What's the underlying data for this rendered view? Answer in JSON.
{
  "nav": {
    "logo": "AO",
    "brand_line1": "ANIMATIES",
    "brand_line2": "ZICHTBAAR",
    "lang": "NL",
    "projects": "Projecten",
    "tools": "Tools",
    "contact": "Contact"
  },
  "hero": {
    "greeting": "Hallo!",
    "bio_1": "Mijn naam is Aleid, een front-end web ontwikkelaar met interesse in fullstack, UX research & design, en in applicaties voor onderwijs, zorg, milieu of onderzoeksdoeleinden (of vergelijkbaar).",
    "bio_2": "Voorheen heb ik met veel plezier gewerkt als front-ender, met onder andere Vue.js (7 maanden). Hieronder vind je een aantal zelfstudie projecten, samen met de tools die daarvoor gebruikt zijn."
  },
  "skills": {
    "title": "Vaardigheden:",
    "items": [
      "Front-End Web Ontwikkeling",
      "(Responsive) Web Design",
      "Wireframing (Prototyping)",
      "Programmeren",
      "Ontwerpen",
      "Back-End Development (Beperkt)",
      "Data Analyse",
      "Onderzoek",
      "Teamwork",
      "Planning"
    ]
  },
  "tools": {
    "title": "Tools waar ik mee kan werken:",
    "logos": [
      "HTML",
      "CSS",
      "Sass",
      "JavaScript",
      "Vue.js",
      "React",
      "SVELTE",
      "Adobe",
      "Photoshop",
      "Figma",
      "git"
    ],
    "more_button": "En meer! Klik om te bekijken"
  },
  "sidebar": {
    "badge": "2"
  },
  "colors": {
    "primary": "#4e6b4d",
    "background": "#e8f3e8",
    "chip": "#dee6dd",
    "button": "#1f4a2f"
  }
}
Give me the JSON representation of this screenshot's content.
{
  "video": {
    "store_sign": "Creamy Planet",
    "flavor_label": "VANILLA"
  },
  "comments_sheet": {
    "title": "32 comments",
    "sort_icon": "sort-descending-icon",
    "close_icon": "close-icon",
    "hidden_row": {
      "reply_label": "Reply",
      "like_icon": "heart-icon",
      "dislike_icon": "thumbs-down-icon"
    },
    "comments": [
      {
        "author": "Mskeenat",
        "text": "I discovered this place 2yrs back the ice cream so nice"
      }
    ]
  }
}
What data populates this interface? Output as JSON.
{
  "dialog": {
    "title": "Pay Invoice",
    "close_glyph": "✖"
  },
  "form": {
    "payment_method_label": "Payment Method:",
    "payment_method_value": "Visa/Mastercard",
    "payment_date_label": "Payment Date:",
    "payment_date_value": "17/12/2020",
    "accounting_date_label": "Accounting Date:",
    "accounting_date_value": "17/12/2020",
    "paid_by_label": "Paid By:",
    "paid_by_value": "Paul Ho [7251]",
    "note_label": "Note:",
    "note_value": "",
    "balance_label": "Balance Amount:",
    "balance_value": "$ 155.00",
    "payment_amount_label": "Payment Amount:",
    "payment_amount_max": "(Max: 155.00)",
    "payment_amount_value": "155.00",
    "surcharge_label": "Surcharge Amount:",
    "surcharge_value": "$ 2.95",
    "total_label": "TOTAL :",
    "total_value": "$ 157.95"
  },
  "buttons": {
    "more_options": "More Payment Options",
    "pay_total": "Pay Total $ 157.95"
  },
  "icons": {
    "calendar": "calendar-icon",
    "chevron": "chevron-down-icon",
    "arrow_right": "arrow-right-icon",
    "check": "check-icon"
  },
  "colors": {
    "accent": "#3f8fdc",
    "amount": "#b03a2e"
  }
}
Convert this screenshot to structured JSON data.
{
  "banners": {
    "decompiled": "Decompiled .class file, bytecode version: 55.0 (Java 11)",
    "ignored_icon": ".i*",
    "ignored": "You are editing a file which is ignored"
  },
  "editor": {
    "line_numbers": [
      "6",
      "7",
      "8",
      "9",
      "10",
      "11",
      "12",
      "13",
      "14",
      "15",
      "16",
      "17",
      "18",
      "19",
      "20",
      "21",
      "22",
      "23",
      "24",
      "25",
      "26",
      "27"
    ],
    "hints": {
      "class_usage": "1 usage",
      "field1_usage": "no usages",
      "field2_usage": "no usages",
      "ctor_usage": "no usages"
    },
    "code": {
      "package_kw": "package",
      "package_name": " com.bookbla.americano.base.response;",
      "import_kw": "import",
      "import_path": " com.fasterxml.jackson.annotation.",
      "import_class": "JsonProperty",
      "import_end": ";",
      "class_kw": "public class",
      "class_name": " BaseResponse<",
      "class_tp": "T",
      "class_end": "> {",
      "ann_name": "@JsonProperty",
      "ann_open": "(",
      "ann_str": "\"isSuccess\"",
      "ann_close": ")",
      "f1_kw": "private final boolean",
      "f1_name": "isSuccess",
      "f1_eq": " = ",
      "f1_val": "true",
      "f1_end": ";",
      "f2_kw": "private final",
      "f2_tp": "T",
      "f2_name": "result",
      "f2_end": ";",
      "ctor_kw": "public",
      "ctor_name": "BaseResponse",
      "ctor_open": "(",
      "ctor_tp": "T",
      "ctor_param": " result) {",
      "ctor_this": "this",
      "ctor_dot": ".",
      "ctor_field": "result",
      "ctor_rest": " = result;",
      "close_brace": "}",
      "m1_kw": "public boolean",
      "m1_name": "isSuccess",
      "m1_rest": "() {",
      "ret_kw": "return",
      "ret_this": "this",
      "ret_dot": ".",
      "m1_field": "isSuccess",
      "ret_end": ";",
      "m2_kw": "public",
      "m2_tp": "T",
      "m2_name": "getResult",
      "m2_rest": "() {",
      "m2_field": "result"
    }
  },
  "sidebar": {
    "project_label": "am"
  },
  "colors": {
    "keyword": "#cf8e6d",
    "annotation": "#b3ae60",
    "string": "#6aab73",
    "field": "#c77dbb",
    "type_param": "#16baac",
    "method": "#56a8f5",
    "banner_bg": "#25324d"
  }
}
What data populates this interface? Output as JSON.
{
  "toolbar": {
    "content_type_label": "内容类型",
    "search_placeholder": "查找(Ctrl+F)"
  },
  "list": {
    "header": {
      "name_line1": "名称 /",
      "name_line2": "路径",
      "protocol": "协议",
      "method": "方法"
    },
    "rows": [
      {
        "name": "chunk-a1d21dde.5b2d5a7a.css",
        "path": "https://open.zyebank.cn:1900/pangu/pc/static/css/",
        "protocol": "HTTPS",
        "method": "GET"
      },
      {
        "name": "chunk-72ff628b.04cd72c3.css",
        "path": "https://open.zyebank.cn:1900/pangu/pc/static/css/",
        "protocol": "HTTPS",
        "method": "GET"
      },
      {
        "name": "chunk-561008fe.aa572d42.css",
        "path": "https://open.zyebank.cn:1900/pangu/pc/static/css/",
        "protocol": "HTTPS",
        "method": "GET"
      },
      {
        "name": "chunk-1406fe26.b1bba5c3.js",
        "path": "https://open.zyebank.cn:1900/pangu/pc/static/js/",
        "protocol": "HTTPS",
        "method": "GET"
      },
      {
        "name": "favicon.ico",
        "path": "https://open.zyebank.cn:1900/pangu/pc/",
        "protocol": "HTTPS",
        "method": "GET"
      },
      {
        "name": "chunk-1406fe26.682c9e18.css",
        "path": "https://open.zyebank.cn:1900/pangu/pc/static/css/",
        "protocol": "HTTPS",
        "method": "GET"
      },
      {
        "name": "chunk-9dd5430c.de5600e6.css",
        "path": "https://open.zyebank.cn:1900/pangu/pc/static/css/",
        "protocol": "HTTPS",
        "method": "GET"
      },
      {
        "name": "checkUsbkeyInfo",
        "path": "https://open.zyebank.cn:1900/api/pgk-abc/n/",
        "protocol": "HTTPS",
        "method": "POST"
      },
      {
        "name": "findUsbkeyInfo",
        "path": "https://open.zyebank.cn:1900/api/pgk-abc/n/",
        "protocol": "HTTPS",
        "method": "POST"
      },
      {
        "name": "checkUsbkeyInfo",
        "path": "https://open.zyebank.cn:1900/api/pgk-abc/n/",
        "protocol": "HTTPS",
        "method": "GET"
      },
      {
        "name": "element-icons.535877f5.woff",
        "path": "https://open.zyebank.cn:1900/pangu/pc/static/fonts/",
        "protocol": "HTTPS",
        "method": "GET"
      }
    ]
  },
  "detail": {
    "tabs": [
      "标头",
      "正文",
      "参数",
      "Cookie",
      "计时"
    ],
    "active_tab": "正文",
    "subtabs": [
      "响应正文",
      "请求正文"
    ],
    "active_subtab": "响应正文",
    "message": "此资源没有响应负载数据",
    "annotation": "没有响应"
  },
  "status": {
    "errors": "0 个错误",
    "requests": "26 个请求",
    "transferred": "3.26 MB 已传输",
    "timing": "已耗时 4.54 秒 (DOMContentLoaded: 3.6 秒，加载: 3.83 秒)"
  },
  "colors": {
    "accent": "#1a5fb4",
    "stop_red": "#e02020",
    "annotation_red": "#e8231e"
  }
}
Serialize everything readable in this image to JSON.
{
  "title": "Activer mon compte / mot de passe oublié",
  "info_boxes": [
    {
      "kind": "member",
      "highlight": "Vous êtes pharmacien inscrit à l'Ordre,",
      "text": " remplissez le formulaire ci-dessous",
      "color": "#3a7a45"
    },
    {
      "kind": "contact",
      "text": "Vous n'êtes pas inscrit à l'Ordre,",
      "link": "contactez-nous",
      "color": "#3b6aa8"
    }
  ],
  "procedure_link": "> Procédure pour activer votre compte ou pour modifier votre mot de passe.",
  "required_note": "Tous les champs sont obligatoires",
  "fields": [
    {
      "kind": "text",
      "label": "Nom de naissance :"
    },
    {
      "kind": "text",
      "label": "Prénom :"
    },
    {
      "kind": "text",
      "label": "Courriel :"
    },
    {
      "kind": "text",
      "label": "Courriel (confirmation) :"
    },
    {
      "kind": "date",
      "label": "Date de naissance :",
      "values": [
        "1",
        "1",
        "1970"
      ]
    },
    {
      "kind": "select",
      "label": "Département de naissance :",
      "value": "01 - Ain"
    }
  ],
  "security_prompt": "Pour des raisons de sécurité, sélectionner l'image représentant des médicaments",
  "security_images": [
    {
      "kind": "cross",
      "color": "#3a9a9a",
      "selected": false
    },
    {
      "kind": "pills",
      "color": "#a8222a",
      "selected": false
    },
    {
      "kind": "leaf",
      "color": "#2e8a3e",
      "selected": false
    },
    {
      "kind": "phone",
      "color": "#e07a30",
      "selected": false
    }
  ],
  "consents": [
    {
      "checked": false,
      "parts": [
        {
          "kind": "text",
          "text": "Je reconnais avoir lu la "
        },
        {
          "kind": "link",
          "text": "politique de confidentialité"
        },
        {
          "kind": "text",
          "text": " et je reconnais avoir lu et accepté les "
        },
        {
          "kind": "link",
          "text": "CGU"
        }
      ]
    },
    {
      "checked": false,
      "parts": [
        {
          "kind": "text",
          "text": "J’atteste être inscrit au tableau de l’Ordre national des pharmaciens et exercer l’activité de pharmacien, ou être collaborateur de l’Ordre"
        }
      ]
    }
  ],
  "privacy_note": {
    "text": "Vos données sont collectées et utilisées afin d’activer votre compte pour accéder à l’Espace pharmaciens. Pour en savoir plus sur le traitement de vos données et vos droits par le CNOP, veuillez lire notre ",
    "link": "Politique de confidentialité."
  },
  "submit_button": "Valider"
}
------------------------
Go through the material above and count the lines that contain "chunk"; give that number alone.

Reply to the task:
6